I call it the middle range stare. It’s not the thousand yard stare that most people think of as post traumatic stress syndrome. It’s not the furtive backward glance like I imagine Lot’s wife had before her pillarization. It is a steady slack jawed, mouth slightly open eyes focused on nothing stare.
Further analysis reveals that I’m not thinking about very much either. I’m staring into middle distance and not thinking about much of anything, but I’m thinking about this, because part of the Lenten journey is about staring and glancing and focusing. Jesus focuses on going up to Jerusalem and sets his face like flint. Enemies scurry in the background intensely watching to catch Jesus in some trap. He begs his disciples in time of trial to “watch” with him but they get the falling asleep paralysis and can’t see much of anything.
During Holy Week Jesus is in the temple area almost exclusively, being questioned and examined and watched. Jewish Christians believe this is a fulfillment of the Law that the Passover lamb had to be examined in public for three days to make sure it had no spot or blemish.
At the last supper there is the furtive glancing around for the traitor and the backward glances of guilty consciences who know full well that betrayal is perfectly possible with each of them.
Jesus had the vision. It was a 360• panoramic view of all things before the world even began. No furtive look back but a full scale scan of a plan working already in Eden. Then the laser focus of getting to Jerusalem. Those looking would see everything that God established to help humanity, the church, the State, even the family turn against the God who made them. Jesus, from the cross focuses on those trying to kill him, and forgives them. He cares for his mother. He watches out for us. He dies.
He had the big picture. Through everything he saw the joy set before him and he endured the cross and despised the shame.

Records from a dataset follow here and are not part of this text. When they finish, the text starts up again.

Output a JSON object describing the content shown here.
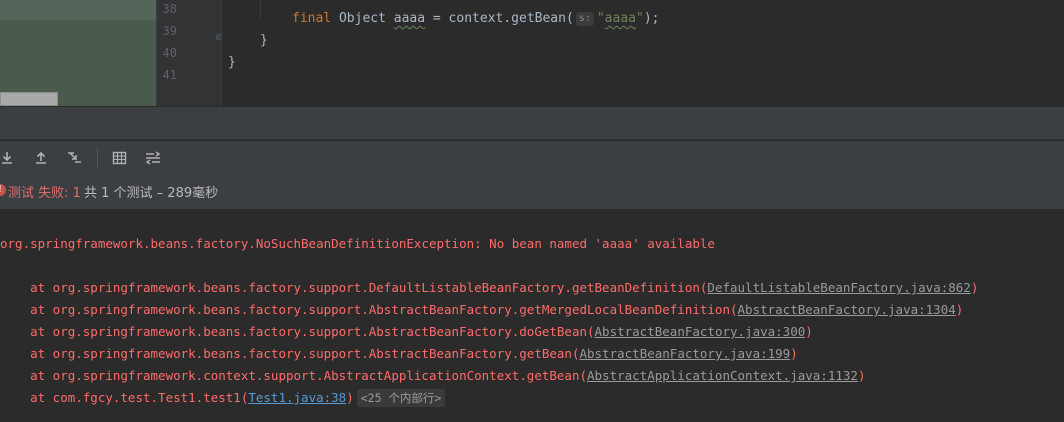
{
  "editor": {
    "lines": [
      {
        "num": "38"
      },
      {
        "num": "39"
      },
      {
        "num": "40"
      },
      {
        "num": "41"
      }
    ],
    "code": {
      "line38": {
        "kw_final": "final",
        "type": " Object ",
        "var": "aaaa",
        "rest": " = context.getBean(",
        "hint": "s:",
        "str_open": "\"",
        "str_val": "aaaa",
        "str_close": "\"",
        "end": ");"
      },
      "line39": "}",
      "line40": "}"
    }
  },
  "status": {
    "fail_text": "测试 失败: 1",
    "summary": "共 1 个测试 – 289毫秒"
  },
  "console": {
    "exception": "org.springframework.beans.factory.NoSuchBeanDefinitionException: No bean named 'aaaa' available",
    "frames": [
      {
        "prefix": "    at org.springframework.beans.factory.support.DefaultListableBeanFactory.getBeanDefinition(",
        "link": "DefaultListableBeanFactory.java:862",
        "suffix": ")"
      },
      {
        "prefix": "    at org.springframework.beans.factory.support.AbstractBeanFactory.getMergedLocalBeanDefinition(",
        "link": "AbstractBeanFactory.java:1304",
        "suffix": ")"
      },
      {
        "prefix": "    at org.springframework.beans.factory.support.AbstractBeanFactory.doGetBean(",
        "link": "AbstractBeanFactory.java:300",
        "suffix": ")"
      },
      {
        "prefix": "    at org.springframework.beans.factory.support.AbstractBeanFactory.getBean(",
        "link": "AbstractBeanFactory.java:199",
        "suffix": ")"
      },
      {
        "prefix": "    at org.springframework.context.support.AbstractApplicationContext.getBean(",
        "link": "AbstractApplicationContext.java:1132",
        "suffix": ")"
      },
      {
        "prefix": "    at com.fgcy.test.Test1.test1(",
        "link": "Test1.java:38",
        "suffix": ")",
        "badge": "<25 个内部行>"
      }
    ]
  },
  "toolbar": {
    "icons": [
      "import-icon",
      "export-icon",
      "scroll-to-end-icon",
      "table-icon",
      "compare-icon"
    ]
  },
  "colors": {
    "error": "#ff6b68",
    "keyword": "#cc7832",
    "string": "#6a8759",
    "link_blue": "#5a9bd5"
  }
}
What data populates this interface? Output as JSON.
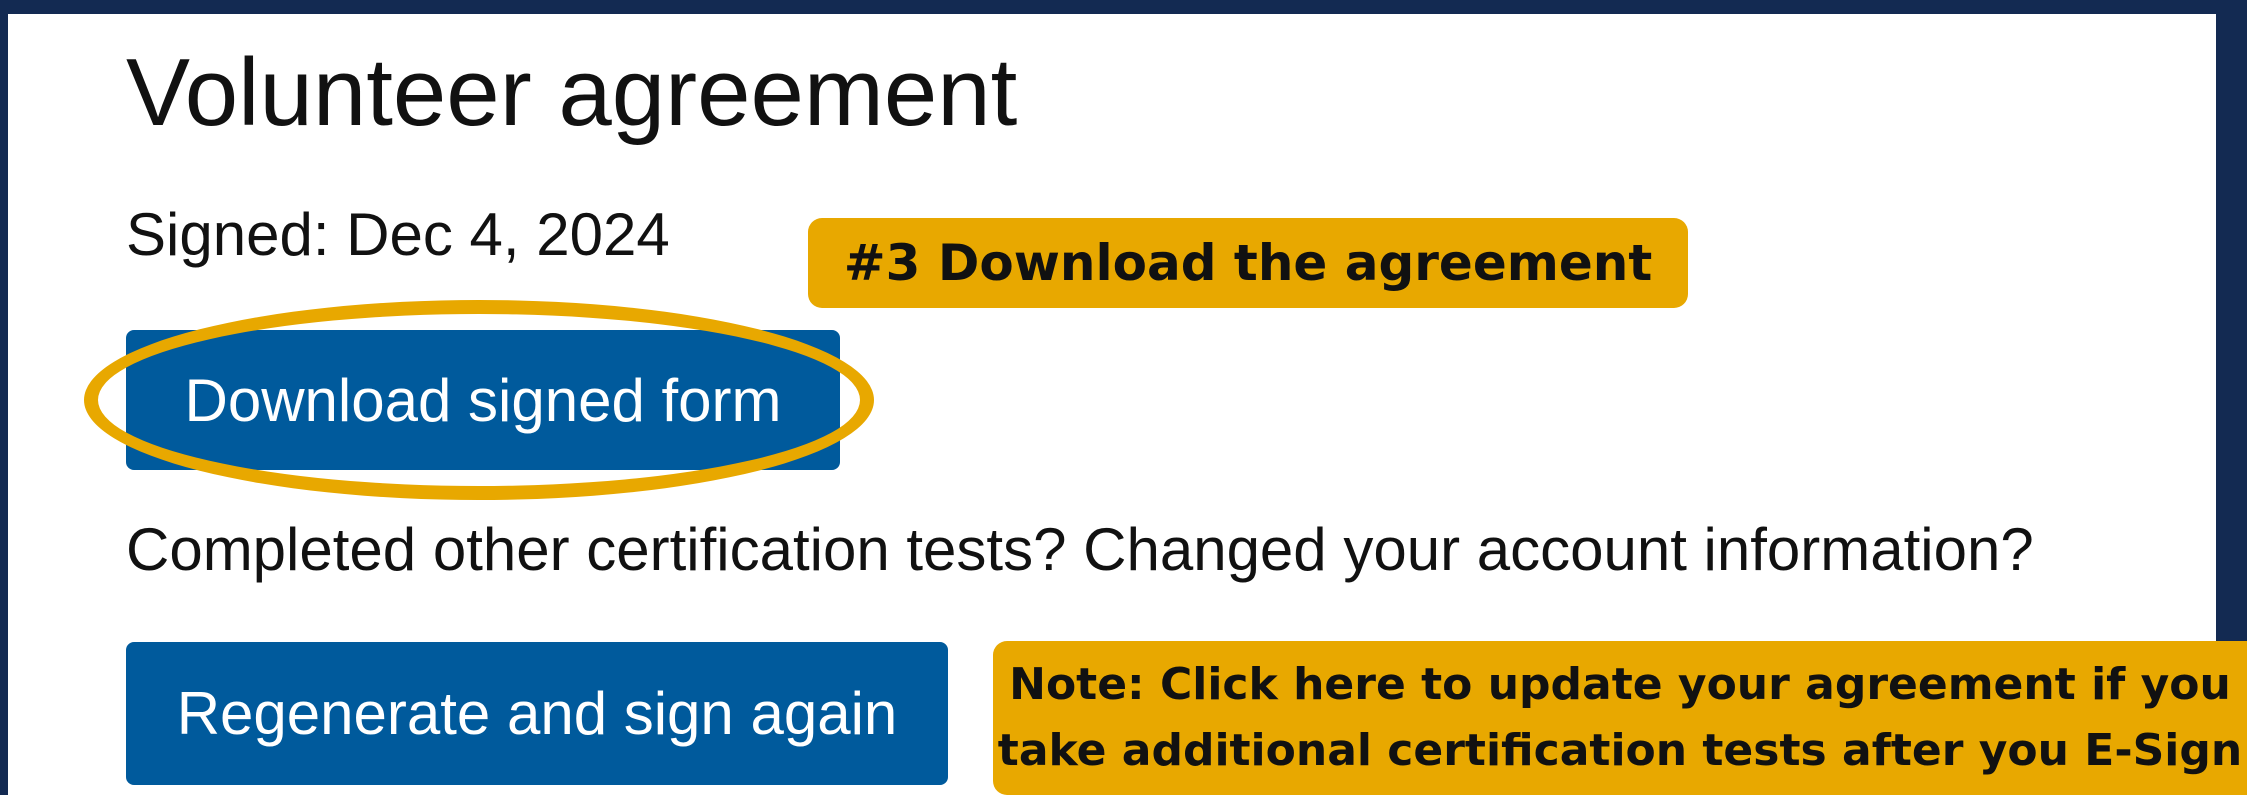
{
  "heading": {
    "title": "Volunteer agreement",
    "signed_text": "Signed: Dec 4, 2024"
  },
  "actions": {
    "download_label": "Download signed form",
    "prompt_text": "Completed other certification tests? Changed your account information?",
    "regenerate_label": "Regenerate and sign again"
  },
  "annotations": {
    "step_label": "#3 Download the agreement",
    "note_line1": "Note: Click here to update your agreement if you",
    "note_line2": "take additional certification tests after you E-Sign"
  },
  "colors": {
    "background": "#132a52",
    "panel": "#ffffff",
    "button": "#005a9c",
    "annotation": "#e8a800"
  }
}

The joy is you. Christ did this all for you. Your the joy he saw when he looked ahead.
Now our job is to fix our eyes on him. A focused stare while watching out for our neighbors. A steady gaze that leads though all the changes and chances of life to life every lasting.